Monitor 3: “Kiss Me on the Bus (2023 Remaster)”
Monitor 4: “Dose of Thunder (Ed Stasium Combine)”
Monitor 5: “Waitress within the Sky (Alternate Model)”
Monitor 6: “Swingin Get together (Ed Stasium Combine)”
Monitor 7: “Bastards of Younger (2023 Remaster)”
Monitor 8: “Lay It Down Clown (Ed Stasium Combine)”
Monitor 9: “Left of the Dial (Alternate Model)”
Monitor 10: “Little Mascara (Ed Stasium Combine)”
Monitor 11: “Right here Comes a Common (2023 Remaster)”
Monitor 12: “Nowhere Is My House (Alternate Model)”

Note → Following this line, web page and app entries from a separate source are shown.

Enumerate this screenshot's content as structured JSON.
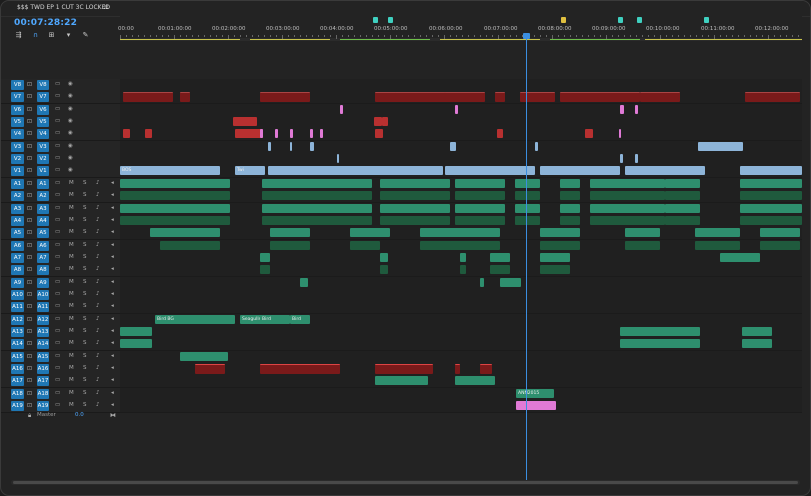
{
  "panel": {
    "title": "$$$ TWD EP 1 CUT 3C LOCKED",
    "menu_icon": "hamburger-icon",
    "timecode": "00:07:28:22"
  },
  "tools": [
    "insert-icon",
    "snap-icon",
    "linked-selection-icon",
    "add-marker-icon",
    "settings-icon"
  ],
  "ruler": {
    "labels": [
      "00:00",
      "00:01:00:00",
      "00:02:00:00",
      "00:03:00:00",
      "00:04:00:00",
      "00:05:00:00",
      "00:06:00:00",
      "00:07:00:00",
      "00:08:00:00",
      "00:09:00:00",
      "00:10:00:00",
      "00:11:00:00",
      "00:12:00:00"
    ]
  },
  "video_tracks": [
    {
      "src": "V8",
      "name": "V8"
    },
    {
      "src": "V7",
      "name": "V7"
    },
    {
      "src": "V6",
      "name": "V6"
    },
    {
      "src": "V5",
      "name": "V5"
    },
    {
      "src": "V4",
      "name": "V4"
    },
    {
      "src": "V3",
      "name": "V3"
    },
    {
      "src": "V2",
      "name": "V2"
    },
    {
      "src": "V1",
      "name": "V1"
    }
  ],
  "audio_tracks": [
    {
      "src": "A1",
      "name": "A1"
    },
    {
      "src": "A2",
      "name": "A2"
    },
    {
      "src": "A3",
      "name": "A3"
    },
    {
      "src": "A4",
      "name": "A4"
    },
    {
      "src": "A5",
      "name": "A5"
    },
    {
      "src": "A6",
      "name": "A6"
    },
    {
      "src": "A7",
      "name": "A7"
    },
    {
      "src": "A8",
      "name": "A8"
    },
    {
      "src": "A9",
      "name": "A9"
    },
    {
      "src": "A10",
      "name": "A10"
    },
    {
      "src": "A11",
      "name": "A11"
    },
    {
      "src": "A12",
      "name": "A12"
    },
    {
      "src": "A13",
      "name": "A13"
    },
    {
      "src": "A14",
      "name": "A14"
    },
    {
      "src": "A15",
      "name": "A15"
    },
    {
      "src": "A16",
      "name": "A16"
    },
    {
      "src": "A17",
      "name": "A17"
    },
    {
      "src": "A18",
      "name": "A18"
    },
    {
      "src": "A19",
      "name": "A19"
    }
  ],
  "audio_controls": {
    "mute": "M",
    "solo": "S"
  },
  "master": {
    "label": "Master",
    "value": "0.0"
  },
  "clip_labels": {
    "v1_a": "BOS",
    "v1_b": "Twi",
    "a13_a": "Bird BG",
    "a13_b": "Seagulls",
    "a13_c": "Bird",
    "a13_d": "Bird",
    "a19_a": "ANN2015"
  },
  "colors": {
    "accent": "#4fa8ff",
    "track_patch": "#1f77b4",
    "video_clip": "#8db4d8",
    "adjust_clip": "#7a1a1a",
    "audio_clip": "#2e8f6e",
    "audio_clip_dark": "#1f5a3d",
    "pink": "#e07ad6",
    "red": "#b83030"
  }
}
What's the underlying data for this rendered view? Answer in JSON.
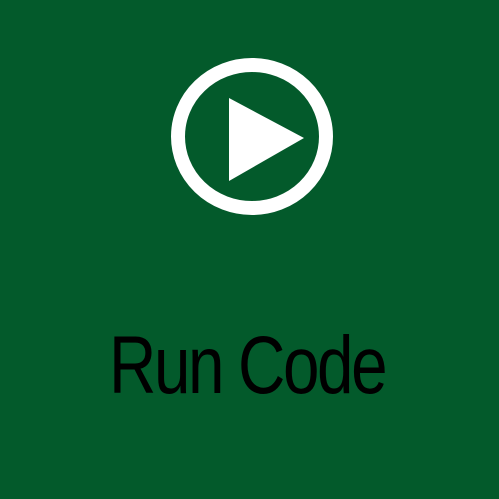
{
  "tile": {
    "label": "Run Code",
    "icon": "play-circle-icon"
  },
  "colors": {
    "background": "#035a2b",
    "icon": "#ffffff",
    "label": "#000000"
  }
}
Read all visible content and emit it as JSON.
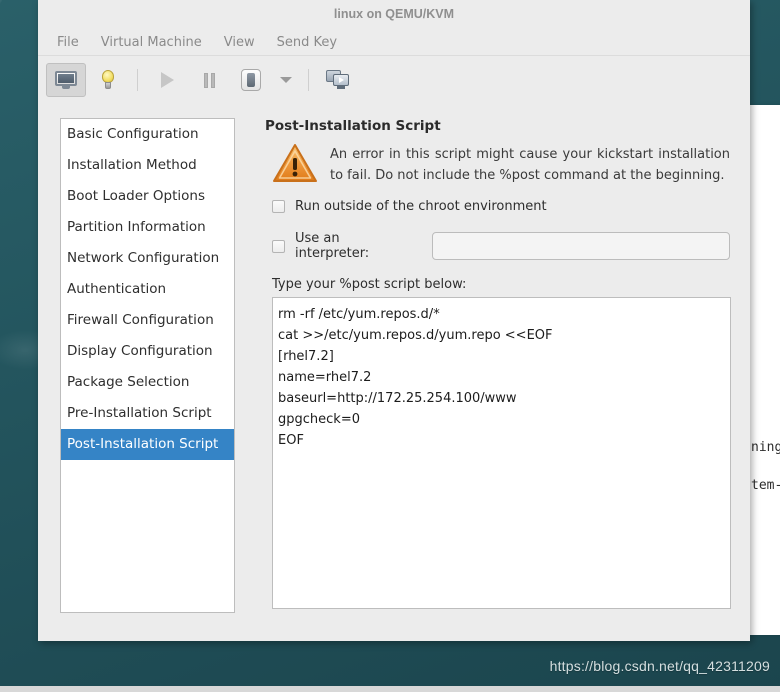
{
  "window": {
    "title": "linux on QEMU/KVM",
    "menus": [
      {
        "label": "File"
      },
      {
        "label": "Virtual Machine"
      },
      {
        "label": "View"
      },
      {
        "label": "Send Key"
      }
    ],
    "toolbar": [
      {
        "name": "show-console-button",
        "icon": "monitor-icon",
        "active": true
      },
      {
        "name": "show-details-button",
        "icon": "lightbulb-icon",
        "active": false
      },
      {
        "name": "run-button",
        "icon": "play-icon",
        "active": false
      },
      {
        "name": "pause-button",
        "icon": "pause-icon",
        "active": false
      },
      {
        "name": "shutdown-button",
        "icon": "power-icon",
        "active": false
      },
      {
        "name": "shutdown-menu-button",
        "icon": "chevron-down-icon",
        "active": false
      },
      {
        "name": "snapshots-button",
        "icon": "screens-icon",
        "active": false
      }
    ]
  },
  "dialog": {
    "sidebar": [
      {
        "label": "Basic Configuration",
        "selected": false
      },
      {
        "label": "Installation Method",
        "selected": false
      },
      {
        "label": "Boot Loader Options",
        "selected": false
      },
      {
        "label": "Partition Information",
        "selected": false
      },
      {
        "label": "Network Configuration",
        "selected": false
      },
      {
        "label": "Authentication",
        "selected": false
      },
      {
        "label": "Firewall Configuration",
        "selected": false
      },
      {
        "label": "Display Configuration",
        "selected": false
      },
      {
        "label": "Package Selection",
        "selected": false
      },
      {
        "label": "Pre-Installation Script",
        "selected": false
      },
      {
        "label": "Post-Installation Script",
        "selected": true
      }
    ],
    "panel": {
      "title": "Post-Installation Script",
      "warning_text": "An error in this script might cause your kickstart installation to fail. Do not include the %post command at the beginning.",
      "chroot_checkbox_label": "Run outside of the chroot environment",
      "chroot_checked": false,
      "interpreter_checkbox_label": "Use an interpreter:",
      "interpreter_checked": false,
      "interpreter_value": "",
      "interpreter_placeholder": "",
      "script_label": "Type your %post script below:",
      "script_lines": [
        "rm -rf /etc/yum.repos.d/*",
        "cat >>/etc/yum.repos.d/yum.repo <<EOF",
        "[rhel7.2]",
        "name=rhel7.2",
        "baseurl=http://172.25.254.100/www",
        "gpgcheck=0",
        "EOF"
      ]
    }
  },
  "background_window": {
    "lines": [
      "ning",
      "tem-"
    ]
  },
  "desktop": {
    "watermark": "https://blog.csdn.net/qq_42311209"
  },
  "colors": {
    "selection_blue": "#3584c6",
    "window_chrome": "#ececec",
    "desktop_teal": "#24565f",
    "warning_orange": "#e8903a"
  }
}
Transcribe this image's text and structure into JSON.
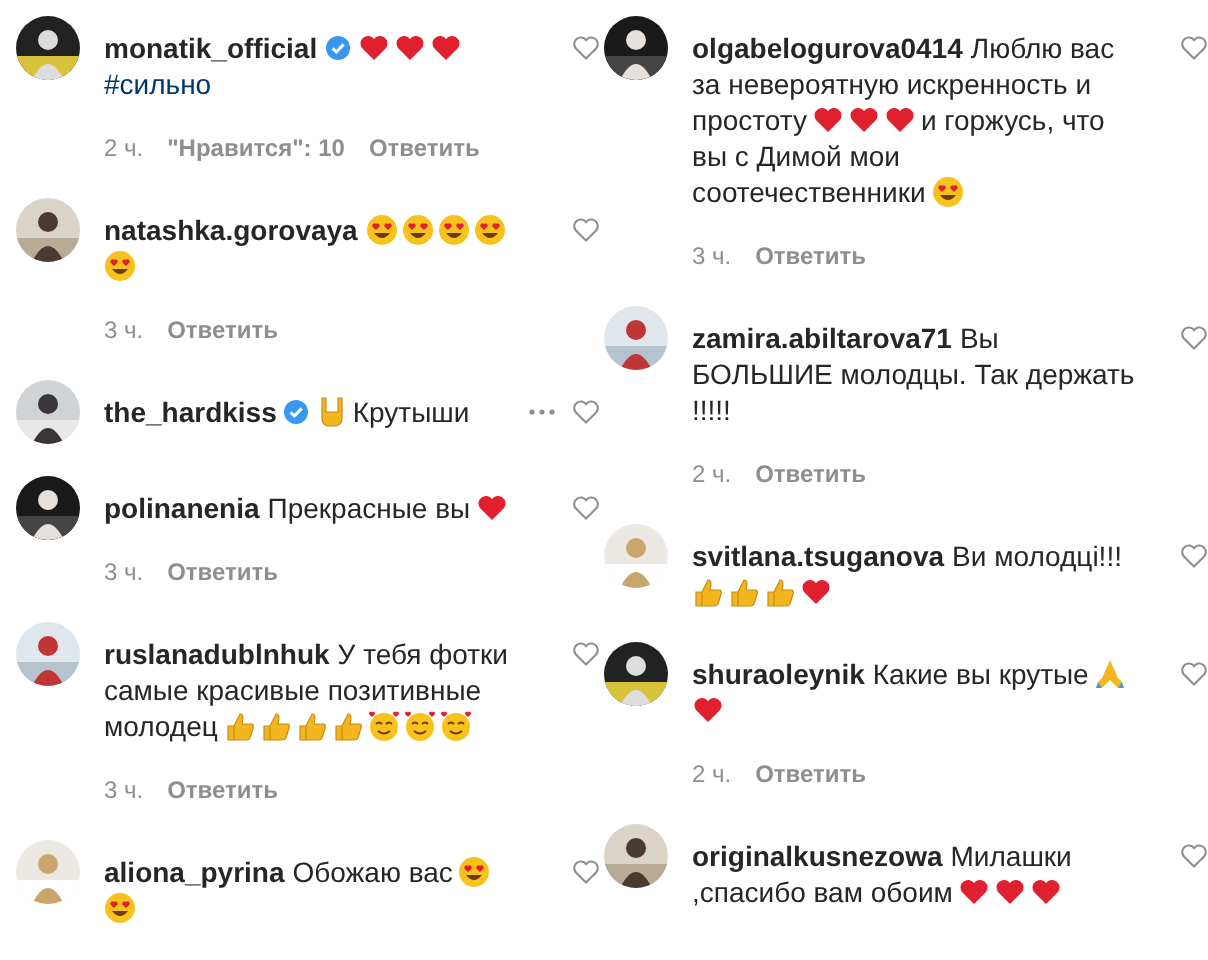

Monitor 13: “Can’t Hardly Wait (Electrical Demo)”
I extremely advocate searching for out that fabled “Saturday Evening Reside” efficiency of “Bastards of Younger.” Lorne Michaels was irked that Westerberg muttered a barely audible f-bomb, certain, however the efficiency is infinitely cooler and livelier than a lot of the overly rehearsed fare that will get performed on that stage.
Additionally, from a 1986 dwell live performance featured on the brand new version of “Tim”: A delightfully chaotic cowl of the Beatles’ “Nowhere Man.”
And, lastly, in case you’re in search of some music launched extra not too long ago than the mid-Eighties, may I like to recommend our weekly Playlist? This week, we’ve received contemporary tracks from Zach Bryan and Bon Iver, Laurel Halo and Shakira.